Loucks contends that unsealing complaints earlier in the process would be advantageous to the companies. The extra time would allow the companies to learn the scope of the complaints earlier, allowing time to identify potential witnesses, develop a more comprehensive defense strategy, and engage in all the discovery that civil litigants are entitled to. Increased openness would also permit companies to correct any problems that the complaint may have highlighted.
There is nothing of course objectionable about Loucks’ suggestions. But someone as experienced as him also knows how difficult it is for a company to learn of the existence of a sealed complaint filed against it in the first place, and then to successfully unseal the complaint. Not surprisingly, the New York Times suggested that Loucks was able to be so successful as a prosecutor because he was able to operate in secret through the prolonged use of sealed complaints. (The case that the New York Times called his “crowning achievement” was a $2.3 billion settlement with Pfizer that was the result of a four-year secret investigation.)
Defendants have no tried and true solution of determining whether a sealed complaint has been filed against them. Indeed, many whistleblowers often continue to work for their employers long after they have filed a sealed complaint against that employer. Often there is nothing to suggest to a company that it is a target of an investigation. Accordingly, defendants will not know to ask the court to unseal a complaint that they do not know exists.
Even if a company were to learn of the existence of a sealed complaint, dozens of published cases – some of which Loucks himself participated in – confirm that when confronted with the objections of the government, courts rarely, if ever, unseal FCA complaints. (The National Law Journal is now reporting on a novel development: Some judges, notably including some in the U.S. District Court for Massachusetts, are now unsealing many FCA cases. It appears that the judges are doing this because they want to increase the visibility of the judicial system to the public.) In general, however, the “good cause” language in the FCA is often an easy standard for prosecutors to meet and allows them to keep cases under seal – even over defendant’s objections – for extended periods of time.
We are surprised by the lack of attention on Loucks’ part to the question of whether a defendant necessarily wants a complaint to be unsealed. Loucks built his reputation on obtaining huge settlements from publicly traded health care companies. Traditionally, those entities announce the existence of a complaint on the same day that the complaint is unsealed and the matter is settled. It is not surprising that organizations would seek to keep the complaint sealed from the public eye and only unseal the complaint when the announcement of a settlement is believed to mitigate the impact of that case on that company’s share value. (For more on the role of company disclosure, see our Web site here. )

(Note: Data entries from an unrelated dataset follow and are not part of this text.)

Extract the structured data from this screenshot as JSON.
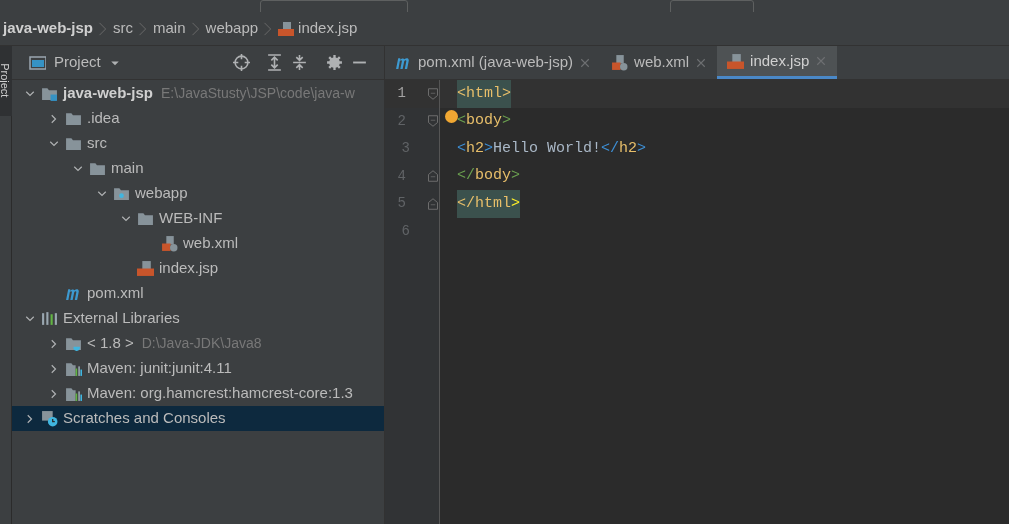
{
  "breadcrumbs": [
    {
      "label": "java-web-jsp",
      "kind": "plain"
    },
    {
      "label": "src",
      "kind": "plain"
    },
    {
      "label": "main",
      "kind": "plain"
    },
    {
      "label": "webapp",
      "kind": "plain"
    },
    {
      "label": "index.jsp",
      "kind": "jsp"
    }
  ],
  "side_tab": "Project",
  "project_panel": {
    "title": "Project",
    "tree": [
      {
        "label": "java-web-jsp",
        "hint": "E:\\JavaStusty\\JSP\\code\\java-w",
        "kind": "module",
        "expanded": true,
        "selected": false,
        "children": [
          {
            "label": ".idea",
            "kind": "folder",
            "expanded": false,
            "selected": false
          },
          {
            "label": "src",
            "kind": "folder",
            "expanded": true,
            "selected": false,
            "children": [
              {
                "label": "main",
                "kind": "folder",
                "expanded": true,
                "selected": false,
                "children": [
                  {
                    "label": "webapp",
                    "kind": "webfolder",
                    "expanded": true,
                    "selected": false,
                    "children": [
                      {
                        "label": "WEB-INF",
                        "kind": "folder",
                        "expanded": true,
                        "selected": false,
                        "children": [
                          {
                            "label": "web.xml",
                            "kind": "xml",
                            "selected": false
                          }
                        ]
                      },
                      {
                        "label": "index.jsp",
                        "kind": "jsp",
                        "selected": false
                      }
                    ]
                  }
                ]
              }
            ]
          },
          {
            "label": "pom.xml",
            "kind": "maven",
            "selected": false
          }
        ]
      },
      {
        "label": "External Libraries",
        "kind": "libraries",
        "expanded": true,
        "selected": false,
        "children": [
          {
            "label": "< 1.8 >",
            "hint": "D:\\Java-JDK\\Java8",
            "kind": "jdk",
            "expanded": false,
            "selected": false
          },
          {
            "label": "Maven: junit:junit:4.11",
            "kind": "library",
            "expanded": false,
            "selected": false
          },
          {
            "label": "Maven: org.hamcrest:hamcrest-core:1.3",
            "kind": "library",
            "expanded": false,
            "selected": false
          }
        ]
      },
      {
        "label": "Scratches and Consoles",
        "kind": "scratches",
        "expanded": false,
        "selected": true
      }
    ]
  },
  "tabs": [
    {
      "label": "pom.xml (java-web-jsp)",
      "kind": "maven",
      "selected": false
    },
    {
      "label": "web.xml",
      "kind": "xml",
      "selected": false
    },
    {
      "label": "index.jsp",
      "kind": "jsp",
      "selected": true
    }
  ],
  "editor": {
    "lines": [
      {
        "number": "1",
        "kind": "foldstart",
        "tokens": [
          {
            "text": "<",
            "color": "#e8bf6a",
            "matched": true
          },
          {
            "text": "html>",
            "color": "#e8bf6a",
            "matched": true
          }
        ]
      },
      {
        "number": "2",
        "kind": "foldstart",
        "tokens": [
          {
            "text": "<",
            "color": "#6a9f4f",
            "matched": false
          },
          {
            "text": "body",
            "color": "#e8bf6a",
            "matched": false
          },
          {
            "text": ">",
            "color": "#6a9f4f",
            "matched": false
          }
        ]
      },
      {
        "number": "3",
        "kind": "plain",
        "tokens": [
          {
            "text": "<",
            "color": "#3d8fd6",
            "matched": false
          },
          {
            "text": "h2",
            "color": "#e8bf6a",
            "matched": false
          },
          {
            "text": ">",
            "color": "#3d8fd6",
            "matched": false
          },
          {
            "text": "Hello World!",
            "color": "#a9b7c6",
            "matched": false
          },
          {
            "text": "</",
            "color": "#3d8fd6",
            "matched": false
          },
          {
            "text": "h2",
            "color": "#e8bf6a",
            "matched": false
          },
          {
            "text": ">",
            "color": "#3d8fd6",
            "matched": false
          }
        ]
      },
      {
        "number": "4",
        "kind": "foldend",
        "tokens": [
          {
            "text": "</",
            "color": "#6a9f4f",
            "matched": false
          },
          {
            "text": "body",
            "color": "#e8bf6a",
            "matched": false
          },
          {
            "text": ">",
            "color": "#6a9f4f",
            "matched": false
          }
        ]
      },
      {
        "number": "5",
        "kind": "foldend",
        "tokens": [
          {
            "text": "</html",
            "color": "#e8bf6a",
            "matched": true
          },
          {
            "text": ">",
            "color": "#ffef28",
            "matched": true
          }
        ]
      },
      {
        "number": "6",
        "kind": "plain"
      }
    ]
  }
}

While we certainly agree that companies confronted with complaints under the False Claims Act complaints may want to consider asking courts to unseal complaints against them, there are a host of issues that must be analyzed and considered, including the effect of disclosure on the market and the practical ability to successfully argue for disclosure under the FCA and existing case law interpreting that statute.